Here’s a roundup of how some public radio outlets are covering the party conventions.
NPR will air special coverage during the conventions from 8–11 p.m. each evening, hosted by Jennifer Ludden and corralling reports from the 30-person teams dispatched to each location.
Meanwhile, the network’s team of digital journalists will follow the action with three tiers of coverage, explains Jeffrey Katz, deputy managing editor for digital news. Politics blogger Frank James will host live online chats with Neal Carruth, elections editor. The news apps team led by recent hire Brian Boyer has created a dashboard interface for web visitors that provides audio, a guide to upcoming speakers during the proceedings, and links to web features that go into greater depth.
Bloggers will provide a second tier of coverage with periodic updates, and additional reports will go deeper with content and perspective. Reporters will also fact-check statements made by speakers.
Digital staffers will deliver the content in ways that are more mobile-friendly, a change since 2008, Katz says. NPR will apply lessons it learns from reporting on the conventions to its coverage of the presidential debates.
The multimedia radio/video/online Democracy Now! is reporting from WEDU, the PBS affiliate in Tampa, Fla., for the Republican National Convention and will visit Charlotte, N.C., the following week. Its morning broadcast, retitled Breaking with Convention: War, Peace and the Presidency, will expand from one to two hours.

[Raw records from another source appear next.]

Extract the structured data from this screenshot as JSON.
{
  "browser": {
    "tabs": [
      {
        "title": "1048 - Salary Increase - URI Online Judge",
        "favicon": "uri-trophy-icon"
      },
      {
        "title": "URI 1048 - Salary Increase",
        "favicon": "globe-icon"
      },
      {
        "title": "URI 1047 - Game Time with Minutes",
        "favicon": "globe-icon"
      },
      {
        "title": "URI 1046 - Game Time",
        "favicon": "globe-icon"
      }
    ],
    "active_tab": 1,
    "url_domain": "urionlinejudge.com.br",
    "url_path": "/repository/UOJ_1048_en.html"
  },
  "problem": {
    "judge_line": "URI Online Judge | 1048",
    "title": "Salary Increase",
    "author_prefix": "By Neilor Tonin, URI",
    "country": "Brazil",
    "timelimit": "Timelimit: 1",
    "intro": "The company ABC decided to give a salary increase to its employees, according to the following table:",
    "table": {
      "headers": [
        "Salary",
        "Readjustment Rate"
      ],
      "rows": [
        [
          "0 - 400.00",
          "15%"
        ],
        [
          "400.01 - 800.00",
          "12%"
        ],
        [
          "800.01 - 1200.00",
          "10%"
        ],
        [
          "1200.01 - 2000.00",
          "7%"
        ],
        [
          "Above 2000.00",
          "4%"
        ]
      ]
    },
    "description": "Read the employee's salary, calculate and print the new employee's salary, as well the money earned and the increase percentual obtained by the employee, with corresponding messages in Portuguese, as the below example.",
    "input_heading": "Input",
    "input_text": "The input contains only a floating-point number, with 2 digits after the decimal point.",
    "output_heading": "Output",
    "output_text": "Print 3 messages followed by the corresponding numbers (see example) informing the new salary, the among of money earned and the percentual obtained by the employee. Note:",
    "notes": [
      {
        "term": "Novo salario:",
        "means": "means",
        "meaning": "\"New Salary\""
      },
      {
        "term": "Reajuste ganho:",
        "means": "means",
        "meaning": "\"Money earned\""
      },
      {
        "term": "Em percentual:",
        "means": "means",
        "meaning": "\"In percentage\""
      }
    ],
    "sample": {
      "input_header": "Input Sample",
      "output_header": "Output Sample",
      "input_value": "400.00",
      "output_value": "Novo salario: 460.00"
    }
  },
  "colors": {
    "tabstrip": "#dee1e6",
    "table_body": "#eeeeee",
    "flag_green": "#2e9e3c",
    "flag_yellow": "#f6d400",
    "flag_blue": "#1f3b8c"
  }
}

In keeping with its usual thrust, the show will aim to feature interviewees overlooked by other media outlets, says Amy Goodman, host and executive producer. With the mention of war and peace in its name, the show is taking up a subject that the candidates have mostly ignored as they’ve taken shots at each other.
“It’s absolutely critical, when soldiers are sent into harm’s way, that that be on the front burner,” Goodman says.
After the Democratic convention, Goodman and the show will embark on a two-month, 100-city tour that will include the National Educational Telecommunications Association’s conference in St. Louis Oct. 30 to Nov. 1. The tour coincides with the publication of Goodman’s new book, The Silenced Majority: Stories of Uprisings, Occupations, Resistance, and Hope. Along the way, she’ll stump for public stations at fundraising events.
“It’s very important in an election time that people in communities know there is independent public media,” Goodman says.
The Tampa public radio station WUSF has put together its largest team ever to cover the Republican convention — 27 staffers, three times the normal size of its news department. It has divided reporters into three beats: politics; protests and security; and the convention’s economic impact on the city, as well as human-interest stories.
WUSF will focus most of its coverage on how Tampa is handling the event. Residents are worried about traffic and security and also about how the media are portraying Tampa to the rest of the country, says Scott Finn, news director. Some of the coverage has been negative.
“The convention is leading us to re-examine ourselves,” Finn says. “It’s making us see ourselves through outsiders’ eyes and making us rethink who we are as a community.”
The station will deliver coverage to the Florida News Exchange, a story-sharing network hosted by the Public Radio Exchange. Most stations in Florida use the Exchange, and Finn expects many will take at least spot news reports from the network.
Miami’s WLRN has loaned a reporter to WUSF for the week, and the Tampa station has brought back former interns to add to the team. It is expanding its morning news show and adding a half-hour of coverage in the evenings.
Videographers are shooting high-quality footage for use on WUSF’s website, and the station is also using Storify to compile photos, links and tweets.
Copyright 2012 American University